Thursday through yesterday was spent Road tripping with S. as we went to his grandfather’s 90th birthday party.  I ended up meeting all of his family at once (at least on his dad’s side), which quickly got a little overwhelming.

But there were also wonderful conversations about books and writing, and how it seems now we, as readers, are more interested in the “instant-gratification” of books and story, and hate to sit through those that have too much detail and setting creation.

It got me thinking about what books are still out there today, being written today, that are written like that: poetry in the prose.  As much as I want to be able to, I can’t think of any off the top of my head (though that could be lack of sleep), and that is something that saddens me.  A lot of books in times past truly were able to take you away, and we as readers could almost hear and smell the world around us after getting sucked into that world for hours at a time.

Are there any books out there that still do that to you?

In other news, Borders is closing.  As sad as that is, it also means great deals on books.  A quick trip with S over to the local one landed me three new books for under $3 each.  Now on my reading list is Demon Bound by Caitlin Kittredge–I fell in love with the first one and lept at this one when I saw it–Mercedes Lackey’s old book The Fire Rose, which is a retelling of Beauty and the Beast in San Fransisco in the 1800s, and finally, upon much squeeage from Jim Butcher and his Gnome Priscilla, I also picked up Harry Connolly’s Child of Fire.

There’s also a surprise that I am currently working on for next week, but it involves me finishing another book first, and writing up a weeks worth of material.  For next week, my friends, is Dexter Week here on Inkblabber!

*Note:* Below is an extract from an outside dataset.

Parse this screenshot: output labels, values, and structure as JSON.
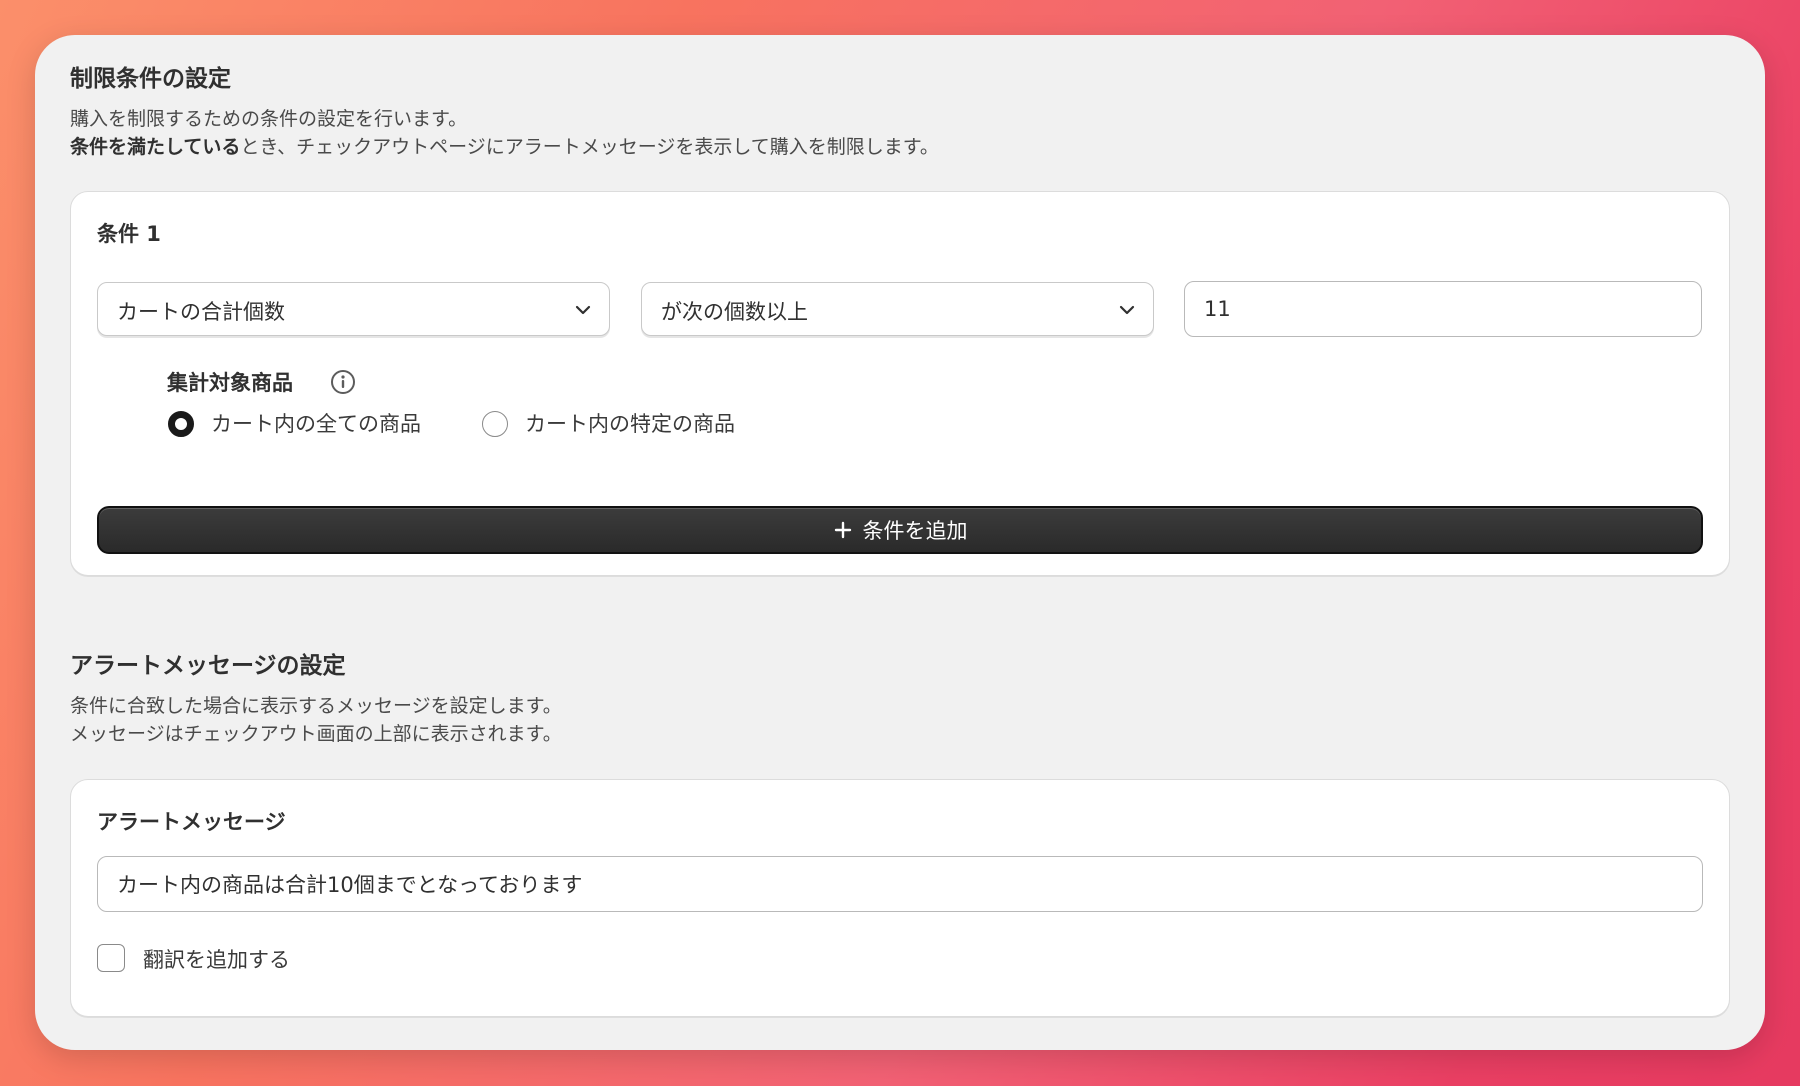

Now to get ready for work and then recover from this road trip.  See everyone later!